A Taste of the Sprang Technique with Carol James

What’s sprang? It’s a technique, used since antiquity, for making garments such as hats, mittens, socks, scarves, vests, leggings and more

One of the basic ‘stitches’ in sprang is the interlinking stitch. This video includes images of some articles made using this stitch. The video introduces the interlinking stitch as a braid, worked without a frame, and begins by showing you how to organise the threads. Detailed instructions help you to make the braid, and offers ways to avoid mistakes. The work produces two mirror-image friendship bracelets.

There is evidence of this technique starting in the Bronze age. With the advent of the Industrial Revolution in the mid 1800s, sprang almost completely disappeared in Europe and North America. It’s time to reawaken this amazing method.

Your video is loading

For this class you will need 2 colors of yarn, 2 sticks, tape, and scissors.

Other resources:

This class has not yet received enough ratings to calculate an average rating

Customer reviews:

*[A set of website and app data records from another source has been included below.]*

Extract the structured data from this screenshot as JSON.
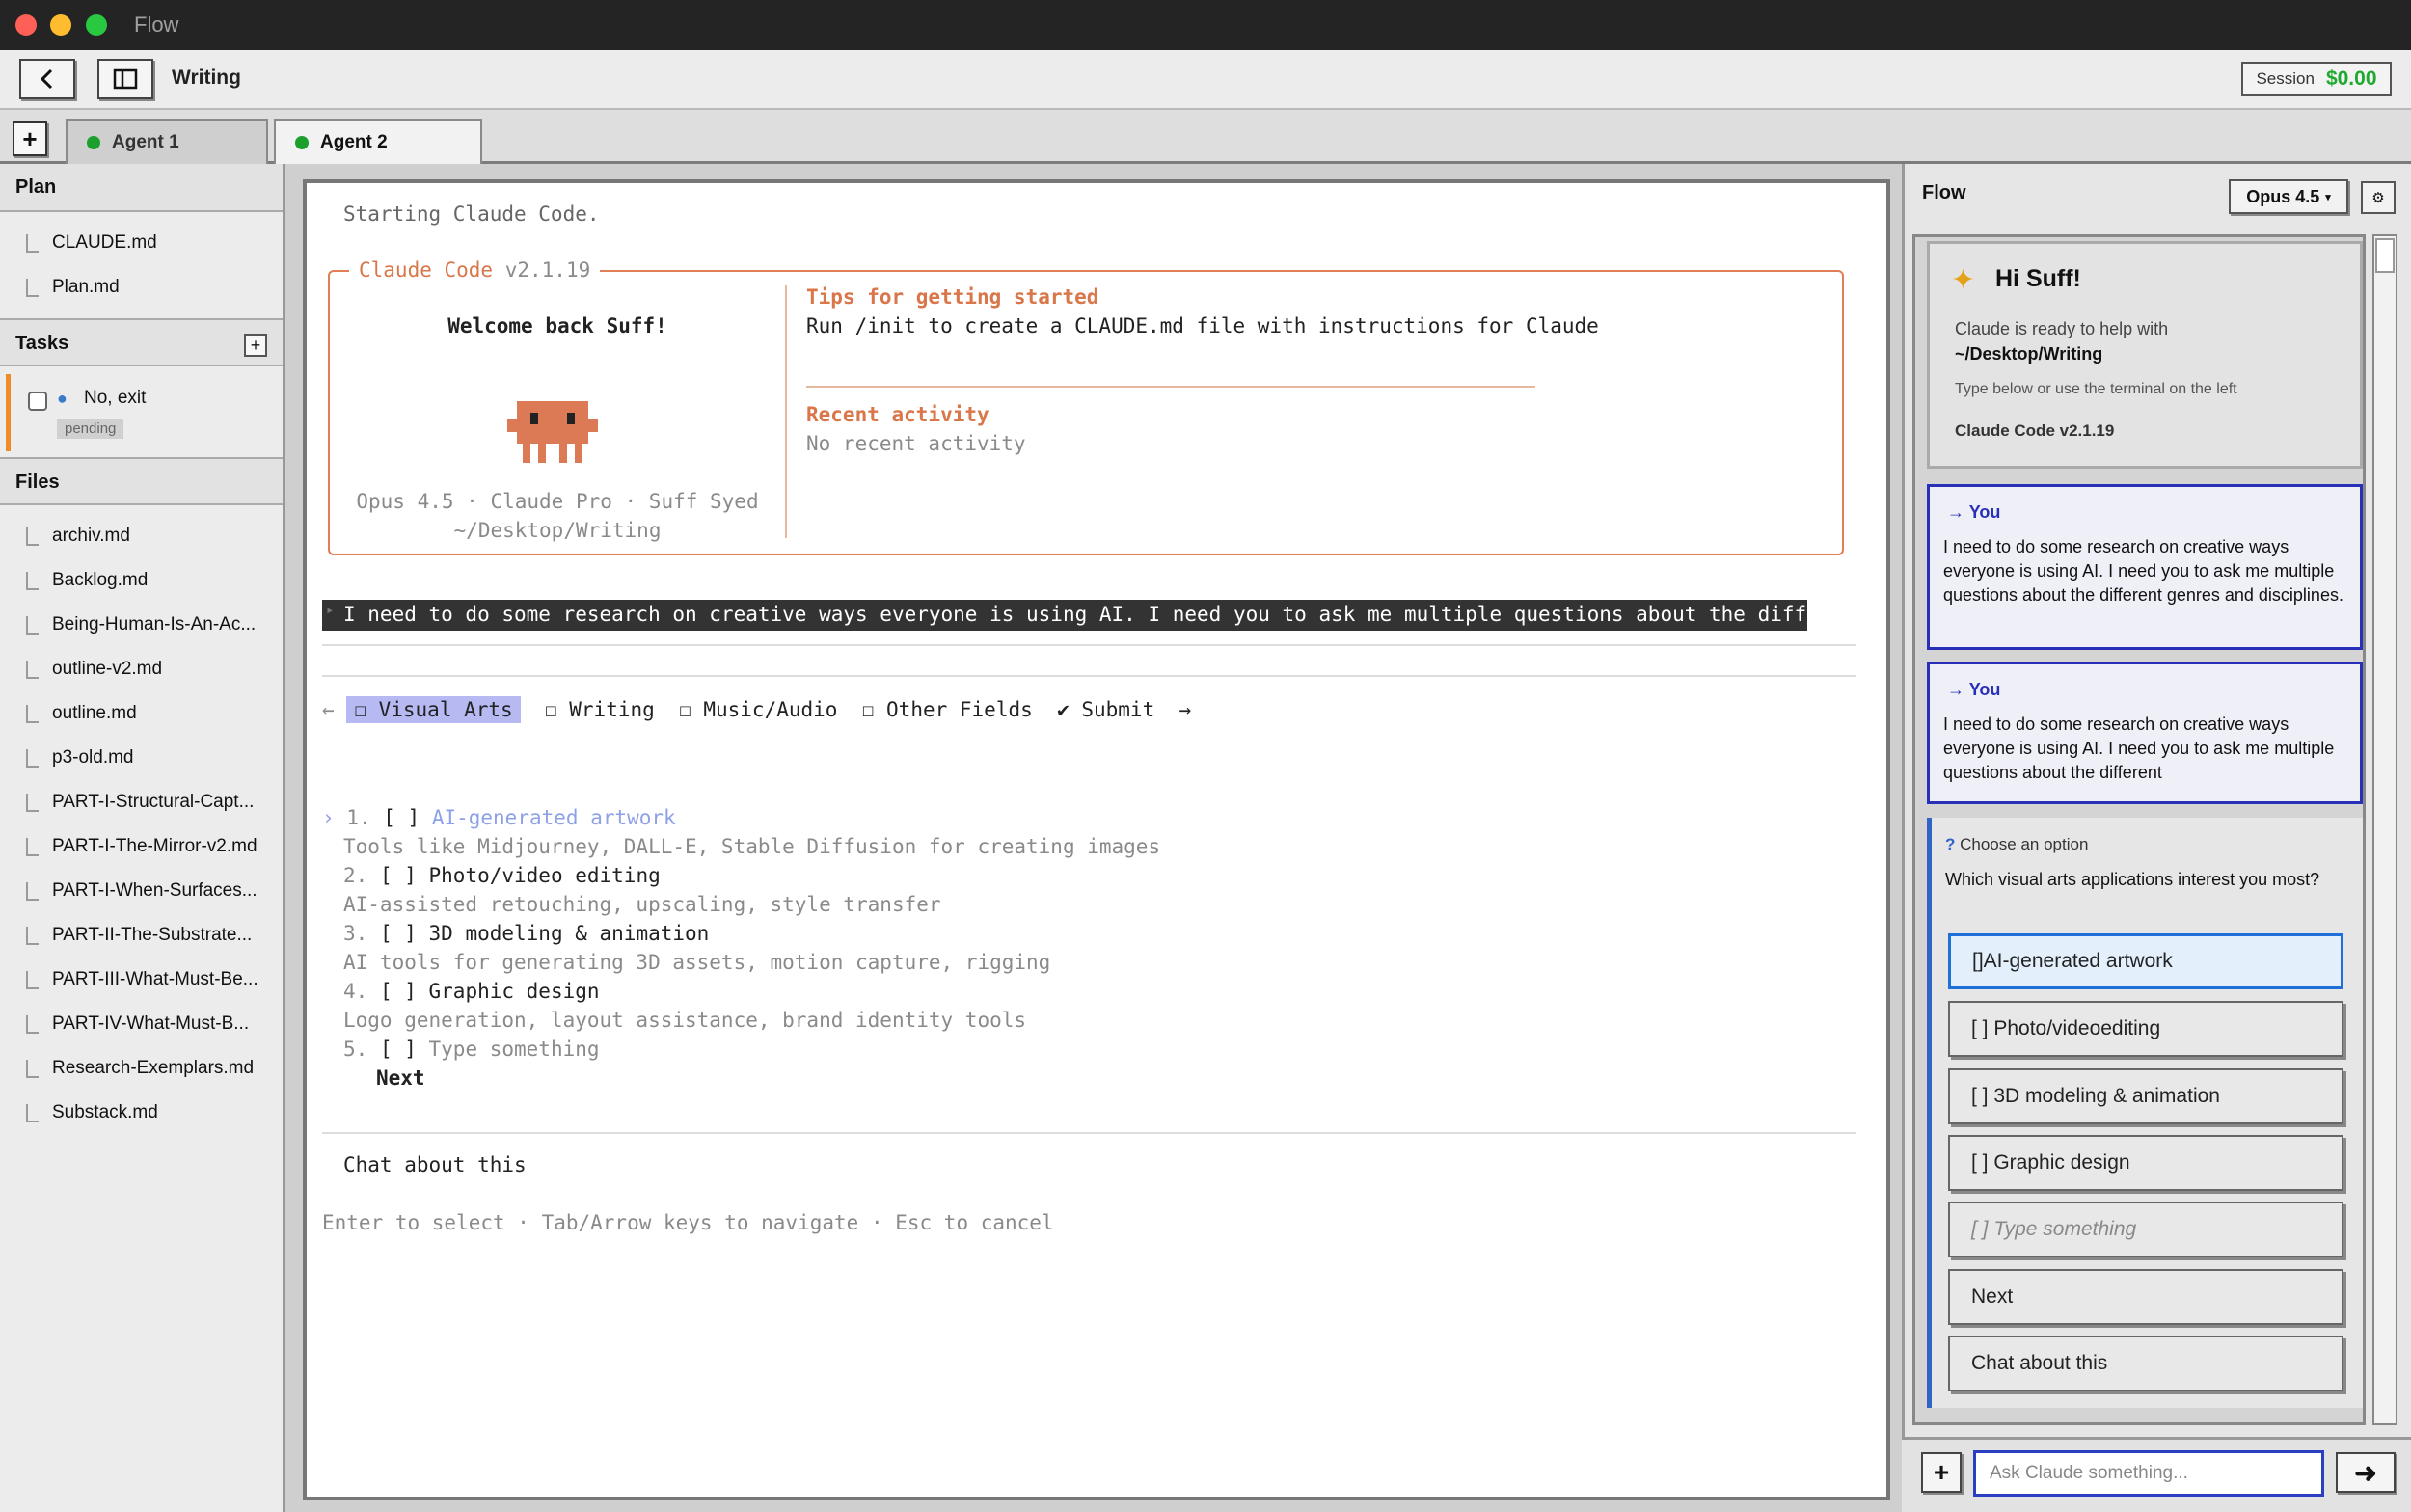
{
  "window": {
    "title": "Flow"
  },
  "toolbar": {
    "title": "Writing",
    "session_label": "Session",
    "session_cost": "$0.00"
  },
  "tabs": {
    "add": "+",
    "items": [
      {
        "label": "Agent 1",
        "status": "running"
      },
      {
        "label": "Agent 2",
        "status": "running"
      }
    ]
  },
  "sidebar": {
    "plan": {
      "title": "Plan",
      "items": [
        "CLAUDE.md",
        "Plan.md"
      ]
    },
    "tasks": {
      "title": "Tasks",
      "add": "+",
      "items": [
        {
          "label": "No, exit",
          "status": "pending"
        }
      ]
    },
    "files": {
      "title": "Files",
      "items": [
        "archiv.md",
        "Backlog.md",
        "Being-Human-Is-An-Ac...",
        "outline-v2.md",
        "outline.md",
        "p3-old.md",
        "PART-I-Structural-Capt...",
        "PART-I-The-Mirror-v2.md",
        "PART-I-When-Surfaces...",
        "PART-II-The-Substrate...",
        "PART-III-What-Must-Be...",
        "PART-IV-What-Must-B...",
        "Research-Exemplars.md",
        "Substack.md"
      ]
    }
  },
  "terminal": {
    "start": "Starting Claude Code.",
    "box_title": "Claude Code",
    "box_version": "v2.1.19",
    "welcome": "Welcome back Suff!",
    "account": "Opus 4.5 · Claude Pro · Suff Syed",
    "path": "~/Desktop/Writing",
    "tips_title": "Tips for getting started",
    "tips_text": "Run /init to create a CLAUDE.md file with instructions for Claude",
    "recent_title": "Recent activity",
    "recent_text": "No recent activity",
    "prompt": "I need to do some research on creative ways everyone is using AI. I need you to ask me multiple questions about the different",
    "qtabs": [
      "☐ Visual Arts",
      "☐ Writing",
      "☐ Music/Audio",
      "☐ Other Fields",
      "✔ Submit"
    ],
    "options": [
      {
        "num": "1.",
        "label": "AI-generated artwork",
        "desc": "Tools like Midjourney, DALL-E, Stable Diffusion for creating images"
      },
      {
        "num": "2.",
        "label": "Photo/video editing",
        "desc": "AI-assisted retouching, upscaling, style transfer"
      },
      {
        "num": "3.",
        "label": "3D modeling & animation",
        "desc": "AI tools for generating 3D assets, motion capture, rigging"
      },
      {
        "num": "4.",
        "label": "Graphic design",
        "desc": "Logo generation, layout assistance, brand identity tools"
      },
      {
        "num": "5.",
        "label": "Type something",
        "desc": ""
      }
    ],
    "next": "Next",
    "chat": "Chat about this",
    "hint": "Enter to select · Tab/Arrow keys to navigate · Esc to cancel"
  },
  "flow": {
    "title": "Flow",
    "model": "Opus 4.5",
    "greeting": "Hi Suff!",
    "ready": "Claude is ready to help with",
    "path": "~/Desktop/Writing",
    "hint": "Type below or use the terminal on the left",
    "version": "Claude Code v2.1.19",
    "messages": [
      {
        "author": "You",
        "text": "I need to do some research on creative ways everyone is using AI. I need you to ask me multiple questions about the different genres and disciplines."
      },
      {
        "author": "You",
        "text": "I need to do some research on creative ways everyone is using AI. I need you to ask me multiple questions about the different"
      }
    ],
    "choose": "Choose an option",
    "question": "Which visual arts applications interest you most?",
    "options": [
      "[]AI-generated artwork",
      "[ ] Photo/videoediting",
      "[ ] 3D modeling & animation",
      "[ ] Graphic design",
      "[ ] Type something",
      "Next",
      "Chat about this"
    ],
    "input_placeholder": "Ask Claude something..."
  },
  "colors": {
    "accent_orange": "#d9764a",
    "selection_blue": "#1f6fd8",
    "user_border": "#2930b8",
    "session_green": "#1faa2f"
  }
}
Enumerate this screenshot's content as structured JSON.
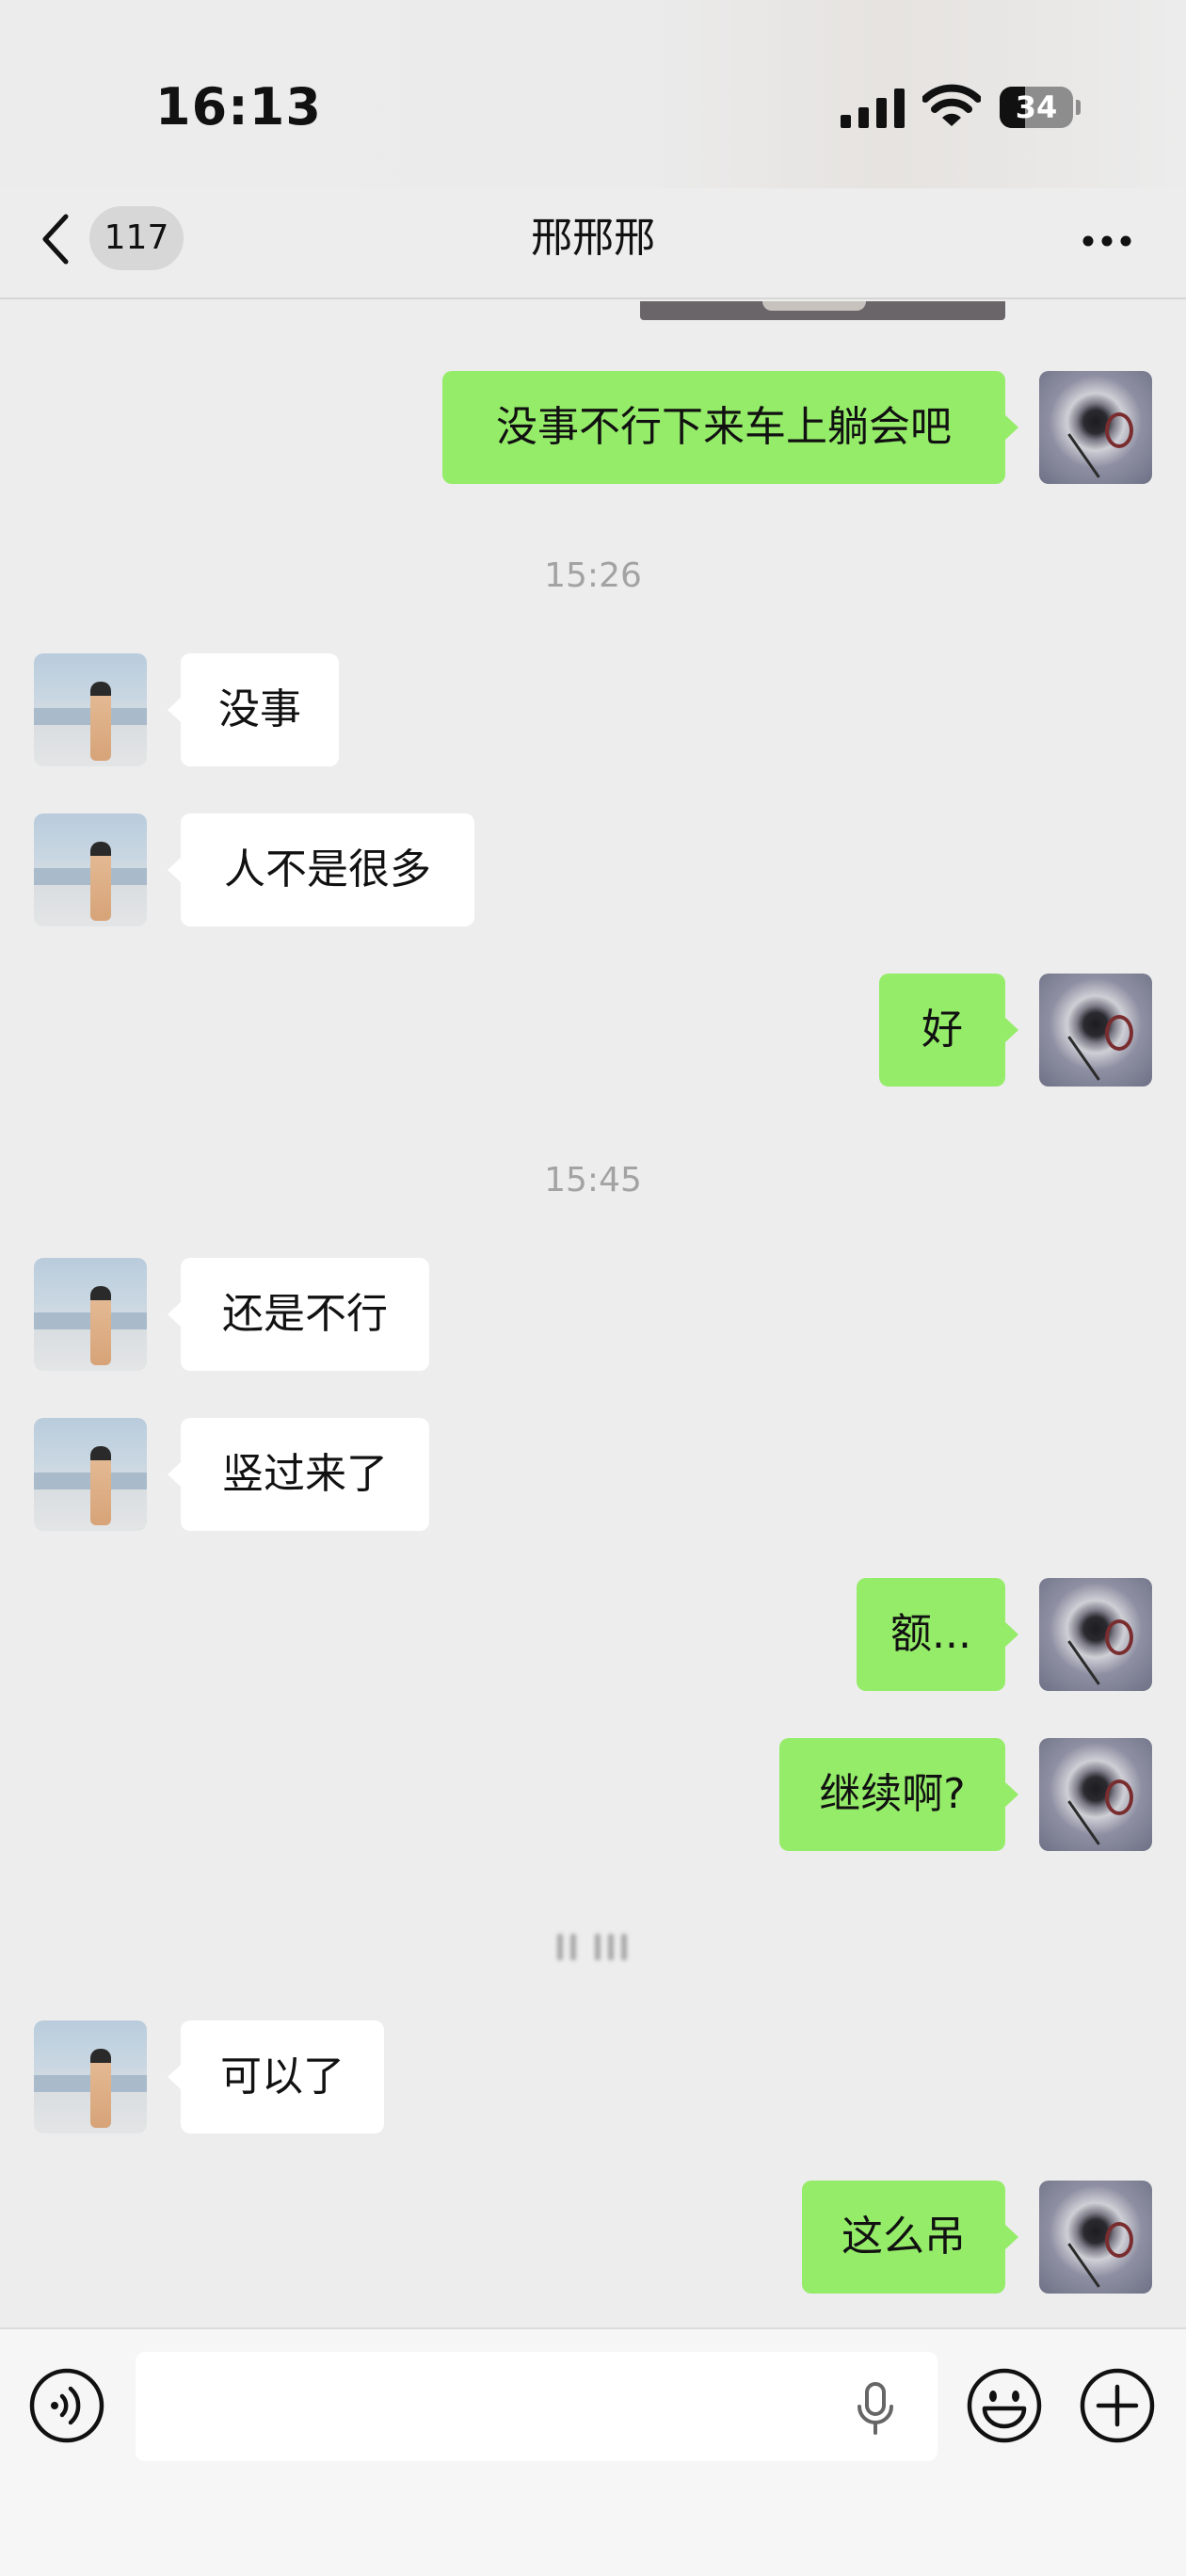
{
  "status_bar": {
    "time": "16:13",
    "battery_level": "34",
    "icons": [
      "cellular-signal-icon",
      "wifi-icon",
      "battery-icon"
    ]
  },
  "header": {
    "unread_count": "117",
    "title": "邢邢邢",
    "icons": [
      "chevron-left-icon",
      "more-icon"
    ]
  },
  "messages": [
    {
      "side": "right",
      "text": "没事不行下来车上躺会吧"
    },
    {
      "type": "time",
      "text": "15:26"
    },
    {
      "side": "left",
      "text": "没事"
    },
    {
      "side": "left",
      "text": "人不是很多"
    },
    {
      "side": "right",
      "text": "好"
    },
    {
      "type": "time",
      "text": "15:45"
    },
    {
      "side": "left",
      "text": "还是不行"
    },
    {
      "side": "left",
      "text": "竖过来了"
    },
    {
      "side": "right",
      "text": "额..."
    },
    {
      "side": "right",
      "text": "继续啊?"
    },
    {
      "type": "time-blurred",
      "text": ""
    },
    {
      "side": "left",
      "text": "可以了"
    },
    {
      "side": "right",
      "text": "这么吊"
    }
  ],
  "input_bar": {
    "value": "",
    "icons": [
      "voice-icon",
      "microphone-icon",
      "emoji-icon",
      "plus-icon"
    ]
  },
  "colors": {
    "background": "#ededed",
    "sent_bubble": "#95ec69",
    "received_bubble": "#ffffff",
    "timestamp": "#a3a3a3"
  }
}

This is a wonderful introduction to the fiber technique of Sprang.  As a fiber arts teacher, I am always looking for new and interesting ways to engage my students.    I love the fact that it can be so low cost to get started.  Carol's teaching style is perfect for learning.  Can't wait to get started, learn and share to keep this technique alive.  .  
By  Robyn Becker  on  Jun 15 2019 11:42 AM
This is a great introduction to the Sprang weaving technique. Carol has an engaging, light-hearted manner and her explanations are clear. She also foresees and answers possible questions. With this video, you can try it out and have a finished product, a simple bracelet, with materials you have around the house. I suggest you use smooth yarns for the bracelet. (I used a sticky Shetland yarn, which worked, but not as easily as a smooth yarn would have. Also, the sticky yarn prevented me from being able to make the mirror image bracelet since the yarns didn't travel smoothly to the bottom half of my yarns.) Carol also shows examples of projects that can be made using more advanced sprang methods, some historical and some that she has created. She has a more in-depth beginner video should you wish to pursue this further. 
By  Moni  on  May 06 2019 14:59 PM
It was presented well. Good photographing and the speaker made the directions clear. I would be interested in the class. 
By  Woolworker  on  Mar 06 2018 20:34 PM
This was the easiest to understand introduction to Sprang! I wasn't sure how interested I was in this technique but after seeing this I am excited to learn more. 
By  Linda G. Mesavage  on  Dec 13 2017 17:59 PM